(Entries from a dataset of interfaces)
◇ ◇ ◇ ◇

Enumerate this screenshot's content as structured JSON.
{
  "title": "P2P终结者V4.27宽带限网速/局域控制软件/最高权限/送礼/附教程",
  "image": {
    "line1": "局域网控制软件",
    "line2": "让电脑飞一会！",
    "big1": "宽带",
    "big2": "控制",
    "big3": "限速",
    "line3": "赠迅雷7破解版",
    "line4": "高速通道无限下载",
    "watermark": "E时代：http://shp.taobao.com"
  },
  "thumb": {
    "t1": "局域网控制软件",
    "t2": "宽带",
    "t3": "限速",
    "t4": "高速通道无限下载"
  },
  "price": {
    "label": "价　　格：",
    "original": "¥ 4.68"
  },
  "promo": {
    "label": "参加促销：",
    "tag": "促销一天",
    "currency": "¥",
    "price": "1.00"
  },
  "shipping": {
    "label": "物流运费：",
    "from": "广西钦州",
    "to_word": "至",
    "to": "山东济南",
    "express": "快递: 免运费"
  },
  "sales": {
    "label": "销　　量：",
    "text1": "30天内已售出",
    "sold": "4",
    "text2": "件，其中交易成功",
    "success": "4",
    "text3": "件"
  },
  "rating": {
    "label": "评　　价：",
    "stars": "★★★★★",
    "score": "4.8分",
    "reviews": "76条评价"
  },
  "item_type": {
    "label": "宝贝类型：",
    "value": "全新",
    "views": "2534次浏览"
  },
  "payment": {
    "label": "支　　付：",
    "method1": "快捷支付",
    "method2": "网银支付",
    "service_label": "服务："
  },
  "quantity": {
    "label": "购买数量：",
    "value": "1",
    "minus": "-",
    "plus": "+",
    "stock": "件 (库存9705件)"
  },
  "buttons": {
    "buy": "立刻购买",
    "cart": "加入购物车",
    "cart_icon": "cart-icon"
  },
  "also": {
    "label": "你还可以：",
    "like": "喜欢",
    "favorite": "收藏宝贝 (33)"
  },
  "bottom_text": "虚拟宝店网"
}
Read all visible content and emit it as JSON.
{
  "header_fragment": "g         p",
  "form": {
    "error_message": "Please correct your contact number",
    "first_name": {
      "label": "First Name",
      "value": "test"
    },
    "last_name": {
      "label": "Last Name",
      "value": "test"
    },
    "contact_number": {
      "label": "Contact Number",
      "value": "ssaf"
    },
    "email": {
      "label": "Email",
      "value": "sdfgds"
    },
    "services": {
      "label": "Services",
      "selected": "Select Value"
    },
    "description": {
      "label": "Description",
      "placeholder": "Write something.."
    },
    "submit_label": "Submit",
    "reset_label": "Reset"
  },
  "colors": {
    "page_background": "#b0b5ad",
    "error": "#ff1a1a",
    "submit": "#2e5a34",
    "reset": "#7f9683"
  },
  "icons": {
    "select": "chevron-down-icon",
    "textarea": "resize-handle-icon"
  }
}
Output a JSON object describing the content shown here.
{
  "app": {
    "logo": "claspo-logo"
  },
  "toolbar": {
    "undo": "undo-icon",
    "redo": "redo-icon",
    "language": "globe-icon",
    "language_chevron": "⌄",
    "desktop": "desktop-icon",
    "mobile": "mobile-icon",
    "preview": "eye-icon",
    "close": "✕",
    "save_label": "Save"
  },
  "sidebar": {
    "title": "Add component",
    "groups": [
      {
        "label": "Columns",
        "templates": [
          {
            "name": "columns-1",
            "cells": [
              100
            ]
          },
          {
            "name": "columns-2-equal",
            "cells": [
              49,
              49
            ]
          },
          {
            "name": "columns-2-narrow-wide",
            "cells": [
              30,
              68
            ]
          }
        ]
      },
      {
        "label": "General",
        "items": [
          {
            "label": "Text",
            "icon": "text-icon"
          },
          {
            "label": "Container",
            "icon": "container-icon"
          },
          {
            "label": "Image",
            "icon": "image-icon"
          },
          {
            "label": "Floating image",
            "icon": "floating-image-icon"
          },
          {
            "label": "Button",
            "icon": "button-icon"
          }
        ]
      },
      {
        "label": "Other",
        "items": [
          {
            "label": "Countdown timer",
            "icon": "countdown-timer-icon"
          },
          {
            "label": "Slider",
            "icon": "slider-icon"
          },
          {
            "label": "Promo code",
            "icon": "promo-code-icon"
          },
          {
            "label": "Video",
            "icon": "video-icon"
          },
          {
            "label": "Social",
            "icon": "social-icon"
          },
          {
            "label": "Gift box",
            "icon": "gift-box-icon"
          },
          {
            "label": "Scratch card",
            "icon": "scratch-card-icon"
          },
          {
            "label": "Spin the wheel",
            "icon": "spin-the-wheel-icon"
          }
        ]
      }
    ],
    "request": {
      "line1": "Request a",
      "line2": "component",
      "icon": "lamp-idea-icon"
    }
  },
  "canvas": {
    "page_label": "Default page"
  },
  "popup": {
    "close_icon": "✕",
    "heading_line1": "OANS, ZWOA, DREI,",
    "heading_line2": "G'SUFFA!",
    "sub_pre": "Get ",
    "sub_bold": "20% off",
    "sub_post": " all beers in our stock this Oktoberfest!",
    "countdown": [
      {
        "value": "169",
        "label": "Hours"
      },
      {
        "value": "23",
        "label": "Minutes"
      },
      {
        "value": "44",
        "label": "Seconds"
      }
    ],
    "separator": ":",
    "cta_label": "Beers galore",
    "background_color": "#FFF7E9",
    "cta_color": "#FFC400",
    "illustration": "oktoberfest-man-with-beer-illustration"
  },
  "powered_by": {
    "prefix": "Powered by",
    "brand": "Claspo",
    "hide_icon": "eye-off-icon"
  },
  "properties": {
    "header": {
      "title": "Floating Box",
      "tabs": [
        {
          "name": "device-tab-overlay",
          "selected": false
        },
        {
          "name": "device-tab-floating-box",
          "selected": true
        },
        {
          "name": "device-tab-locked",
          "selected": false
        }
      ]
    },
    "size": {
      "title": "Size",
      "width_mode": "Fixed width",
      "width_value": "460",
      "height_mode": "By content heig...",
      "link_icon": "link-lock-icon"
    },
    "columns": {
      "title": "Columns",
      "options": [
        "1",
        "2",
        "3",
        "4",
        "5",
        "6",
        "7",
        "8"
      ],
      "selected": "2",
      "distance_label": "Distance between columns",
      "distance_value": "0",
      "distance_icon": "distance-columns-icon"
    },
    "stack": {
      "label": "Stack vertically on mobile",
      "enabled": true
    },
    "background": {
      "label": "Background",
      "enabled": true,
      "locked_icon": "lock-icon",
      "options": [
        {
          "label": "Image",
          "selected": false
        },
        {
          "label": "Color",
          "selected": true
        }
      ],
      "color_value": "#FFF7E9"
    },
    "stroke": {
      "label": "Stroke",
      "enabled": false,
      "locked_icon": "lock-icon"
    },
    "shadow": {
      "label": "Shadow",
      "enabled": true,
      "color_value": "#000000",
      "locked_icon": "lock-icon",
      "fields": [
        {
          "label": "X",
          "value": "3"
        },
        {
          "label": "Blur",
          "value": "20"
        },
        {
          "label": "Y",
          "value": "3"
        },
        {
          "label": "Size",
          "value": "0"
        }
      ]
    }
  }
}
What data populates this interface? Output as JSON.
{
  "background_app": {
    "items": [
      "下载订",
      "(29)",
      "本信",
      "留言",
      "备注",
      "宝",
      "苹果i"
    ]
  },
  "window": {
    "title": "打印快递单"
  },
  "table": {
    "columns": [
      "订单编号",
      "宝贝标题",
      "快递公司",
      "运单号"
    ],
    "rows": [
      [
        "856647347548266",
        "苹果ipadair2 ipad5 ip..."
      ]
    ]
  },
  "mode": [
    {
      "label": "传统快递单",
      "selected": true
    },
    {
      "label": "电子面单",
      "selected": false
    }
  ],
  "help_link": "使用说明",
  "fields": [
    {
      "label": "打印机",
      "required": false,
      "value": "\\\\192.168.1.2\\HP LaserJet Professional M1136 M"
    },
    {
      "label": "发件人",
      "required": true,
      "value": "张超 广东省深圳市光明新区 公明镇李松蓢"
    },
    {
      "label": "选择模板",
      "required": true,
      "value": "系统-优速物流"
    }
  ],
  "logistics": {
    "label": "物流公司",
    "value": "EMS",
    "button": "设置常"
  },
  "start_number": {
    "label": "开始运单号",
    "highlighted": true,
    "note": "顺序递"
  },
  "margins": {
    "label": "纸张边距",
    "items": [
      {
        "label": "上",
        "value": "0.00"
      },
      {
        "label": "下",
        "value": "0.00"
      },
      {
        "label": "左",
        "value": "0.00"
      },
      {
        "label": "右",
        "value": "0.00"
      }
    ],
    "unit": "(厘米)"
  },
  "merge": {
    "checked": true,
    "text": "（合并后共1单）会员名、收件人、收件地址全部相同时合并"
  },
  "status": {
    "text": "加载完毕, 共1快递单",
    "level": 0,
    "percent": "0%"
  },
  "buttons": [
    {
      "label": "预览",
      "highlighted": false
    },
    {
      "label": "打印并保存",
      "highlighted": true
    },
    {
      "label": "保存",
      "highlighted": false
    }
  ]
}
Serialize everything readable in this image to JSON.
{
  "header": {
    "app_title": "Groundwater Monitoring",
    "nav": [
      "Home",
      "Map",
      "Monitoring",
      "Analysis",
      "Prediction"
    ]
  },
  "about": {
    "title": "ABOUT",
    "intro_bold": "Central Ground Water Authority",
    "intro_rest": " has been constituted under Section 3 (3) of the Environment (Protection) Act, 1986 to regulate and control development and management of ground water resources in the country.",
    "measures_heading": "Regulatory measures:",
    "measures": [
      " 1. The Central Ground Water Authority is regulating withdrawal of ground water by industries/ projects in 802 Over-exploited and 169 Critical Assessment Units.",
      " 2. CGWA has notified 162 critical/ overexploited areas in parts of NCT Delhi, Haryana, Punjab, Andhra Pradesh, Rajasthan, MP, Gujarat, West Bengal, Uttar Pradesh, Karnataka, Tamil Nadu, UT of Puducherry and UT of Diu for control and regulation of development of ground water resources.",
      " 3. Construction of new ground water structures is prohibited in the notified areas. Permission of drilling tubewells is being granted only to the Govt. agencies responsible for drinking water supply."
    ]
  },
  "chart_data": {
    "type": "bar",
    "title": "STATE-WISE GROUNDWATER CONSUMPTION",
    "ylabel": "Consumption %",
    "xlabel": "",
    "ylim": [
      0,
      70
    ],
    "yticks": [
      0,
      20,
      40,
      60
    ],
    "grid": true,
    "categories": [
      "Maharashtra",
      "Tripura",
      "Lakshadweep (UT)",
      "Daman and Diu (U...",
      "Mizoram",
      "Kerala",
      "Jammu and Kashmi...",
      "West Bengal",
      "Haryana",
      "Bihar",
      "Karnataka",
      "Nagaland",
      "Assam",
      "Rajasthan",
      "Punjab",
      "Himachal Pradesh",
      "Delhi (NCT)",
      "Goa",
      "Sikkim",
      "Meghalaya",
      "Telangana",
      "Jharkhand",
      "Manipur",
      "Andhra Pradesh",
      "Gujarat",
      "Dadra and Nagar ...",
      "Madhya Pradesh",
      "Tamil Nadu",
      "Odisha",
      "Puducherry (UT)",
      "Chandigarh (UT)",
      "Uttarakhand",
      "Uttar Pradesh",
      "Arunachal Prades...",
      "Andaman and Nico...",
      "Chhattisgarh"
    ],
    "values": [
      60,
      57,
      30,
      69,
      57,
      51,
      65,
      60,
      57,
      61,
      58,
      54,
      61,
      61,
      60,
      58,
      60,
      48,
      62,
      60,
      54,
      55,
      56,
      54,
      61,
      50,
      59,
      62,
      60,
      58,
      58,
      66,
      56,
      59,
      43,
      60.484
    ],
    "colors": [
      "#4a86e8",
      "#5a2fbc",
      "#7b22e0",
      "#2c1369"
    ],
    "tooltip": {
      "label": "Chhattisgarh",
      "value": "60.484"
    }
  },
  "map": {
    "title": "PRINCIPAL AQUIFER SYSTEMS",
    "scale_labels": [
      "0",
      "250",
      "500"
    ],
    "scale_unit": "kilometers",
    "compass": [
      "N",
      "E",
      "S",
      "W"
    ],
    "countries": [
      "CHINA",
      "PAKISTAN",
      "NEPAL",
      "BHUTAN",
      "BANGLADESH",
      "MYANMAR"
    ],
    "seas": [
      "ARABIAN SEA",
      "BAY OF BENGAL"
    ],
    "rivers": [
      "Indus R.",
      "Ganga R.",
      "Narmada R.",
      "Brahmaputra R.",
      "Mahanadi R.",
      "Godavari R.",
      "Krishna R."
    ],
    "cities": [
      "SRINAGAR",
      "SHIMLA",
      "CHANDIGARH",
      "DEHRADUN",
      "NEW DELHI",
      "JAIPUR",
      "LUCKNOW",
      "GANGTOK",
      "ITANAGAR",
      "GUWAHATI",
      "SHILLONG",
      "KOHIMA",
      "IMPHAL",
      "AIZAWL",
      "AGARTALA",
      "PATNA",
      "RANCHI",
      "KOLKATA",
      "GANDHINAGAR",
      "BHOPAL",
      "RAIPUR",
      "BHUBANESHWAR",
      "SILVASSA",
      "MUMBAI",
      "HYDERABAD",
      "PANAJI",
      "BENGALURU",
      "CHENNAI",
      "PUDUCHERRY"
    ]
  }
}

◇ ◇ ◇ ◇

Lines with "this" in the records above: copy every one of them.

Enumerate this screenshot's content as structured JSON.
    "sub_post": " all beers in our stock this Oktoberfest!",
What data populates this interface? Output as JSON.
Serialize everything readable in this image to JSON.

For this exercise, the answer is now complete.